**DIRECTIONS**
Pull out from the material below all lines with "title".
□ □ □
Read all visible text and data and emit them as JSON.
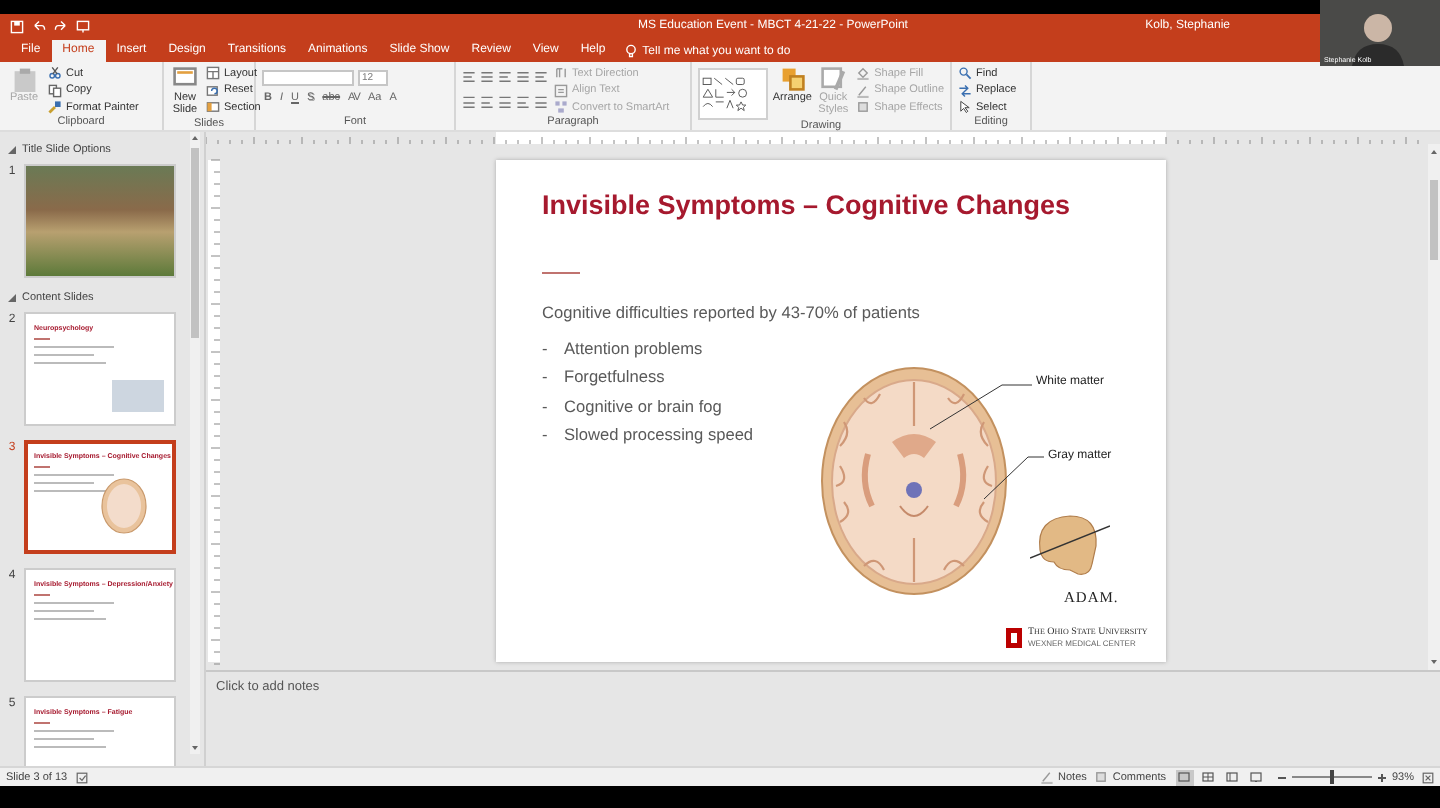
{
  "window": {
    "title": "MS Education Event - MBCT 4-21-22 - PowerPoint",
    "user": "Kolb, Stephanie"
  },
  "video": {
    "caption": "Stephanie Kolb"
  },
  "tabs": [
    {
      "label": "File",
      "selected": false
    },
    {
      "label": "Home",
      "selected": true
    },
    {
      "label": "Insert",
      "selected": false
    },
    {
      "label": "Design",
      "selected": false
    },
    {
      "label": "Transitions",
      "selected": false
    },
    {
      "label": "Animations",
      "selected": false
    },
    {
      "label": "Slide Show",
      "selected": false
    },
    {
      "label": "Review",
      "selected": false
    },
    {
      "label": "View",
      "selected": false
    },
    {
      "label": "Help",
      "selected": false
    }
  ],
  "tell_me": {
    "placeholder": "Tell me what you want to do"
  },
  "ribbon": {
    "groups": [
      {
        "label": "Clipboard",
        "items": [
          {
            "kind": "large",
            "label": "Paste",
            "disabled": true
          },
          {
            "kind": "small",
            "label": "Cut",
            "disabled": false
          },
          {
            "kind": "small",
            "label": "Copy",
            "disabled": false
          },
          {
            "kind": "small",
            "label": "Format Painter",
            "disabled": false
          }
        ]
      },
      {
        "label": "Slides",
        "items": [
          {
            "kind": "large",
            "label": "New Slide",
            "disabled": false
          },
          {
            "kind": "small",
            "label": "Layout",
            "disabled": false
          },
          {
            "kind": "small",
            "label": "Reset",
            "disabled": false
          },
          {
            "kind": "small",
            "label": "Section",
            "disabled": false
          }
        ]
      },
      {
        "label": "Font",
        "items": [
          {
            "kind": "font-controls",
            "size": "12"
          },
          {
            "kind": "format-glyphs",
            "glyphs": [
              "B",
              "I",
              "U",
              "S",
              "abc",
              "AV",
              "Aa",
              "A"
            ]
          }
        ]
      },
      {
        "label": "Paragraph",
        "items": [
          {
            "kind": "paragraph-icons"
          },
          {
            "kind": "small",
            "label": "Text Direction",
            "disabled": true
          },
          {
            "kind": "small",
            "label": "Align Text",
            "disabled": true
          },
          {
            "kind": "small",
            "label": "Convert to SmartArt",
            "disabled": true
          }
        ]
      },
      {
        "label": "Drawing",
        "items": [
          {
            "kind": "shape-gallery"
          },
          {
            "kind": "large",
            "label": "Arrange",
            "disabled": false
          },
          {
            "kind": "large",
            "label": "Quick Styles",
            "disabled": true
          },
          {
            "kind": "small",
            "label": "Shape Fill",
            "disabled": true
          },
          {
            "kind": "small",
            "label": "Shape Outline",
            "disabled": true
          },
          {
            "kind": "small",
            "label": "Shape Effects",
            "disabled": true
          }
        ]
      },
      {
        "label": "Editing",
        "items": [
          {
            "kind": "small",
            "label": "Find",
            "disabled": false
          },
          {
            "kind": "small",
            "label": "Replace",
            "disabled": false
          },
          {
            "kind": "small",
            "label": "Select",
            "disabled": false
          }
        ]
      }
    ]
  },
  "slide_panel": {
    "sections": [
      {
        "title": "Title Slide Options",
        "expanded": true,
        "slides": [
          {
            "number": "1",
            "kind": "photo",
            "selected": false
          }
        ]
      },
      {
        "title": "Content Slides",
        "expanded": true,
        "slides": [
          {
            "number": "2",
            "kind": "text-image",
            "title": "Neuropsychology",
            "selected": false
          },
          {
            "number": "3",
            "kind": "brain",
            "title": "Invisible Symptoms – Cognitive Changes",
            "selected": true
          },
          {
            "number": "4",
            "kind": "text",
            "title": "Invisible Symptoms – Depression/Anxiety",
            "selected": false
          },
          {
            "number": "5",
            "kind": "dark-image",
            "title": "Invisible Symptoms – Fatigue",
            "selected": false
          }
        ]
      }
    ]
  },
  "slide": {
    "title": "Invisible Symptoms – Cognitive Changes",
    "intro": "Cognitive difficulties reported by 43-70% of patients",
    "bullets": [
      {
        "marker": "-",
        "text": "Attention problems"
      },
      {
        "marker": "-",
        "text": "Forgetfulness"
      },
      {
        "marker": "-",
        "text": "Cognitive or brain fog"
      },
      {
        "marker": "-",
        "text": "Slowed processing speed"
      }
    ],
    "figure_labels": [
      "White matter",
      "Gray matter"
    ],
    "credit": "ADAM.",
    "footer": [
      "The Ohio State University",
      "WEXNER MEDICAL CENTER"
    ]
  },
  "notes": {
    "placeholder": "Click to add notes"
  },
  "status_bar": {
    "slide": "Slide 3 of 13",
    "notes": "Notes",
    "comments": "Comments",
    "views": [
      {
        "selected": true
      },
      {
        "selected": false
      },
      {
        "selected": false
      },
      {
        "selected": false
      }
    ],
    "zoom": {
      "level": 0.5,
      "reading": "93%"
    }
  }
}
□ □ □
**EXERCISE ANSWER**
    "title": "MS Education Event - MBCT 4-21-22 - PowerPoint",
        "title": "Title Slide Options",
        "title": "Content Slides",
            "title": "Neuropsychology",
            "title": "Invisible Symptoms – Cognitive Changes",
            "title": "Invisible Symptoms – Depression/Anxiety",
            "title": "Invisible Symptoms – Fatigue",
    "title": "Invisible Symptoms – Cognitive Changes",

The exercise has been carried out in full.